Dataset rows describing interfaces
* * * * * * *

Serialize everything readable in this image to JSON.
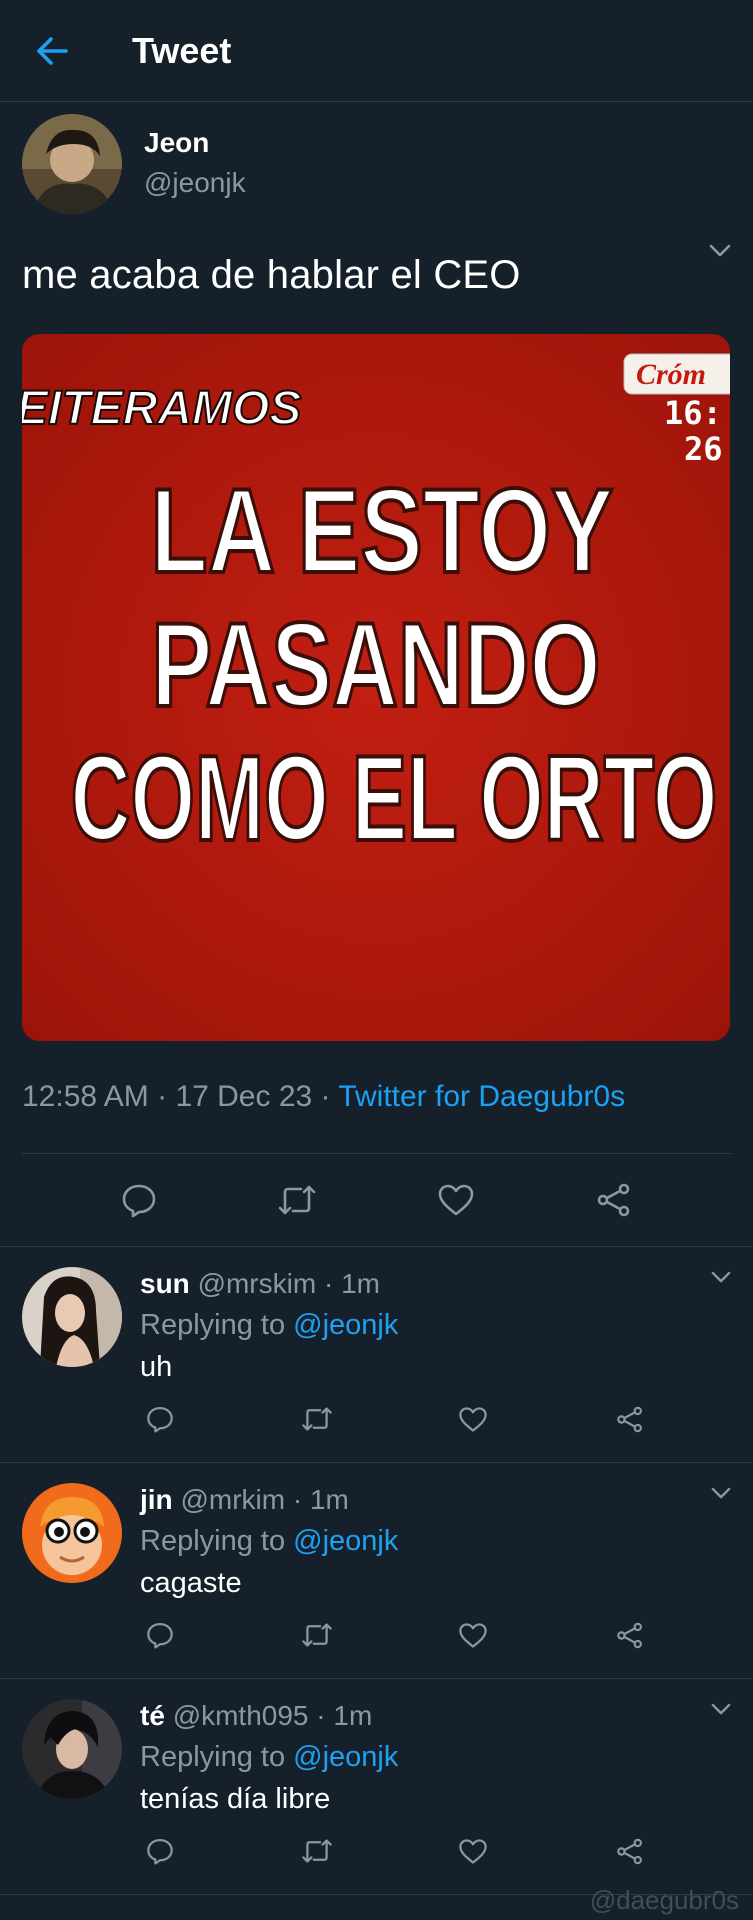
{
  "header": {
    "title": "Tweet",
    "back_icon": "arrow-left-icon"
  },
  "main_tweet": {
    "author_name": "Jeon",
    "author_handle": "@jeonjk",
    "text": "me acaba de hablar el CEO",
    "media": {
      "top_left_text": "EITERAMOS",
      "brand": "Cróm",
      "clock_line1": "16:",
      "clock_line2": "26",
      "headline_line1": "LA ESTOY",
      "headline_line2": "PASANDO",
      "headline_line3": "COMO EL ORTO"
    },
    "time": "12:58 AM",
    "sep1": " · ",
    "date": "17 Dec 23",
    "sep2": " · ",
    "source": "Twitter for Daegubr0s"
  },
  "colors": {
    "background": "#15202b",
    "accent": "#1da1f2",
    "muted": "#8899a6",
    "divider": "#2f3b47",
    "media_red": "#b31a10"
  },
  "replies": [
    {
      "name": "sun",
      "handle": "@mrskim",
      "time": "1m",
      "replying_prefix": "Replying to ",
      "replying_to": "@jeonjk",
      "text": "uh"
    },
    {
      "name": "jin",
      "handle": "@mrkim",
      "time": "1m",
      "replying_prefix": "Replying to ",
      "replying_to": "@jeonjk",
      "text": "cagaste"
    },
    {
      "name": "té",
      "handle": "@kmth095",
      "time": "1m",
      "replying_prefix": "Replying to ",
      "replying_to": "@jeonjk",
      "text": "tenías día libre"
    }
  ],
  "dot": " · ",
  "watermark": "@daegubr0s"
}
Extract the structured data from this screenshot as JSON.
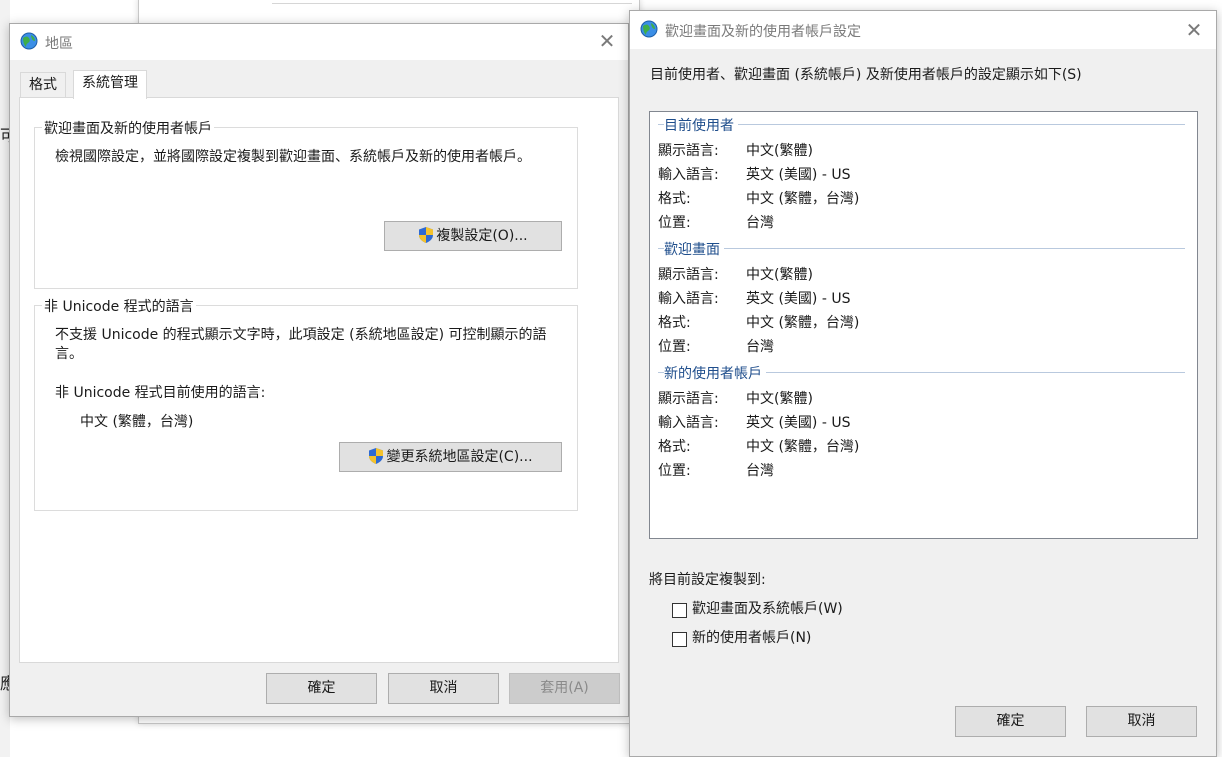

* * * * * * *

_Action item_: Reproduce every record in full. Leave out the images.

_Task response_:
Serialize everything readable in this image to JSON.
{
  "header": {
    "title": "Tweet",
    "back_icon": "arrow-left-icon"
  },
  "main_tweet": {
    "author_name": "Jeon",
    "author_handle": "@jeonjk",
    "text": "me acaba de hablar el CEO",
    "media": {
      "top_left_text": "EITERAMOS",
      "brand": "Cróm",
      "clock_line1": "16:",
      "clock_line2": "26",
      "headline_line1": "LA ESTOY",
      "headline_line2": "PASANDO",
      "headline_line3": "COMO EL ORTO"
    },
    "time": "12:58 AM",
    "sep1": " · ",
    "date": "17 Dec 23",
    "sep2": " · ",
    "source": "Twitter for Daegubr0s"
  },
  "colors": {
    "background": "#15202b",
    "accent": "#1da1f2",
    "muted": "#8899a6",
    "divider": "#2f3b47",
    "media_red": "#b31a10"
  },
  "replies": [
    {
      "name": "sun",
      "handle": "@mrskim",
      "time": "1m",
      "replying_prefix": "Replying to ",
      "replying_to": "@jeonjk",
      "text": "uh"
    },
    {
      "name": "jin",
      "handle": "@mrkim",
      "time": "1m",
      "replying_prefix": "Replying to ",
      "replying_to": "@jeonjk",
      "text": "cagaste"
    },
    {
      "name": "té",
      "handle": "@kmth095",
      "time": "1m",
      "replying_prefix": "Replying to ",
      "replying_to": "@jeonjk",
      "text": "tenías día libre"
    }
  ],
  "dot": " · ",
  "watermark": "@daegubr0s"
}
Extract the structured data from this screenshot as JSON.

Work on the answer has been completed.